[[ Listed records open ]]
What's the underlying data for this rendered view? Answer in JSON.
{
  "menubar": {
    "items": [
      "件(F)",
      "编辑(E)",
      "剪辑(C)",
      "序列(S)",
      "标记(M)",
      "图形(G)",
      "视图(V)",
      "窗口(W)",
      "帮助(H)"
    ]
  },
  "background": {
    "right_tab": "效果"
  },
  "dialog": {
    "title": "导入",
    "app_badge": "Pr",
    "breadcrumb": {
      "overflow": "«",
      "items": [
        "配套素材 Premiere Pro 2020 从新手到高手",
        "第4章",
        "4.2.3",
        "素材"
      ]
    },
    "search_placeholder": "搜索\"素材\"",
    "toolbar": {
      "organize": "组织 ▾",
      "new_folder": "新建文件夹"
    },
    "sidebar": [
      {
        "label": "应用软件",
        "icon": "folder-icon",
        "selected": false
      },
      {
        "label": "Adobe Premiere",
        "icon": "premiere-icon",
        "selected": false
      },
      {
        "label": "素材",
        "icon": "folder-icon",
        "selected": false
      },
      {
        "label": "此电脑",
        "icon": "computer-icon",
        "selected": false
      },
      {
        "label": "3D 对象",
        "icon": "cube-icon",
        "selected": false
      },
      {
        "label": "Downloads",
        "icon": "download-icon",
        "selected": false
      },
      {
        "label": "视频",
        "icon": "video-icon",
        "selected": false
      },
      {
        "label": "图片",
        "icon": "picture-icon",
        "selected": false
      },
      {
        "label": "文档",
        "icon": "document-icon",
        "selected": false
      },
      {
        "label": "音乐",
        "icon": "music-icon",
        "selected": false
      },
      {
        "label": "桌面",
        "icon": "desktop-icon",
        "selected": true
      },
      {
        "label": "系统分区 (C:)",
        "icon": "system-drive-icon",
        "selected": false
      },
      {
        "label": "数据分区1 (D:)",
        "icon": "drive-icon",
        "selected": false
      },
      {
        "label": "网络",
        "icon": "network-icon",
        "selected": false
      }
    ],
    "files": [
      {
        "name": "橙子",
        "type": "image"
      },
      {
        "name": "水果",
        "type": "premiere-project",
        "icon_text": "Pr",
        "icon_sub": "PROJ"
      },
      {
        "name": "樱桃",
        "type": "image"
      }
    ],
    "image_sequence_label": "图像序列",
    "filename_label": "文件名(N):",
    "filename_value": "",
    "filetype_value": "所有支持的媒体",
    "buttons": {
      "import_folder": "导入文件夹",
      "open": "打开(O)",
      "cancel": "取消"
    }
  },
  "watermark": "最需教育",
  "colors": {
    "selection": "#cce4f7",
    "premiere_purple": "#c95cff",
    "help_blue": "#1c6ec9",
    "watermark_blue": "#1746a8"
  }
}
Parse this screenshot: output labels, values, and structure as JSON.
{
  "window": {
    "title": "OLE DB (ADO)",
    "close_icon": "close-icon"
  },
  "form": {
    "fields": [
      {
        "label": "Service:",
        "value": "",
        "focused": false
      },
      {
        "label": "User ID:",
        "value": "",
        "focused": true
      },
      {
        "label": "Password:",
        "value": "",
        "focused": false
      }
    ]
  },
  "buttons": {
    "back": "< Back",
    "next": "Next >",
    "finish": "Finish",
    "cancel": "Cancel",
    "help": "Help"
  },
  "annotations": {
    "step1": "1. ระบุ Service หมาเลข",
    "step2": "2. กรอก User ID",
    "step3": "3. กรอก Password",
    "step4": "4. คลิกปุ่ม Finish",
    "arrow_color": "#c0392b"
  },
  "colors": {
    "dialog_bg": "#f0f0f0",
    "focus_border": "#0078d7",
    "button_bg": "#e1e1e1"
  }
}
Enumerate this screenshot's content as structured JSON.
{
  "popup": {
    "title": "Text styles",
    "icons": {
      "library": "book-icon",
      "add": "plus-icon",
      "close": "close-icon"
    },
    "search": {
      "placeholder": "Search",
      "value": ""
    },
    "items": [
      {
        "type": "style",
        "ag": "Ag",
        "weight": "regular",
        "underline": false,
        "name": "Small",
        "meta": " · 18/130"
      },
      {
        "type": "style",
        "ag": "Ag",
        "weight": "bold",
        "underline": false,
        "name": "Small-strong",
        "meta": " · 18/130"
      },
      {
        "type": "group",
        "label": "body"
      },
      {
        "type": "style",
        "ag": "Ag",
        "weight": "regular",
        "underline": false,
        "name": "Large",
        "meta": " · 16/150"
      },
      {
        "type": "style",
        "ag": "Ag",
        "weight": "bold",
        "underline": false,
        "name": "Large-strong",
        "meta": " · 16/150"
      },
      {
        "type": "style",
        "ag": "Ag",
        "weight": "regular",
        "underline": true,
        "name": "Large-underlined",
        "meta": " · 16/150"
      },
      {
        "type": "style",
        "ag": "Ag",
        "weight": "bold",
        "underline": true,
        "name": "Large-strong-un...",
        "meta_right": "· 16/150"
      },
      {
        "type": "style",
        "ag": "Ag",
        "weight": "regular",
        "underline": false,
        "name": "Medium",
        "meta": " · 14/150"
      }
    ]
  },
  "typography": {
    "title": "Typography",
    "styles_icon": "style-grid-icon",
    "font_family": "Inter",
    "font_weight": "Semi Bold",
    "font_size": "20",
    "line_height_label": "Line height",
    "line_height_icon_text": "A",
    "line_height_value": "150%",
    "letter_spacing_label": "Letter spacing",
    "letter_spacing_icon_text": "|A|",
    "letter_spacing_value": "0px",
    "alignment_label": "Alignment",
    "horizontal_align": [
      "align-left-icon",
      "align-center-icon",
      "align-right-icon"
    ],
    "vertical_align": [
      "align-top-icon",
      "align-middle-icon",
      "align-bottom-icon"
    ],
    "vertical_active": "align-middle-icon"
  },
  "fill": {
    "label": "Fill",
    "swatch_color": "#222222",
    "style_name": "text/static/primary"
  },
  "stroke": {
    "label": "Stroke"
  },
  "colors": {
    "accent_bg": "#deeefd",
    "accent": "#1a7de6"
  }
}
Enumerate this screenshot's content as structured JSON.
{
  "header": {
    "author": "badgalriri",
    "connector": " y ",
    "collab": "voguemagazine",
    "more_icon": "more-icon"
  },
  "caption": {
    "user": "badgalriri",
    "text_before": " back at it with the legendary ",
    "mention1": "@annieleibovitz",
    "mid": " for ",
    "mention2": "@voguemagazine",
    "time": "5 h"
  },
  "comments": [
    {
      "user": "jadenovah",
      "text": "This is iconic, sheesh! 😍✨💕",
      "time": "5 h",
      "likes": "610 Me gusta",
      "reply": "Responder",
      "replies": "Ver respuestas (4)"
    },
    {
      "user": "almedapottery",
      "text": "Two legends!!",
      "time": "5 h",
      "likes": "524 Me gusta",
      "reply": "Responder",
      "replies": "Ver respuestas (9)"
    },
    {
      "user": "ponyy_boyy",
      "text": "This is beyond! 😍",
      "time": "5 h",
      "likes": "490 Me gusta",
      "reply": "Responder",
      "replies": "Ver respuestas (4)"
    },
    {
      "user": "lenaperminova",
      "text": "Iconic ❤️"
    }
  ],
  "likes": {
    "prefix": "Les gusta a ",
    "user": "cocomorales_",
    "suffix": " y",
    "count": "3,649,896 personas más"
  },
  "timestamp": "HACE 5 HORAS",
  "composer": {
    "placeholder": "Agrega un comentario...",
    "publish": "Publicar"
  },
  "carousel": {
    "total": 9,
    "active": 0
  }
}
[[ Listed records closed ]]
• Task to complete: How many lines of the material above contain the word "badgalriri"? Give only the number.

• Output for this exercise: 2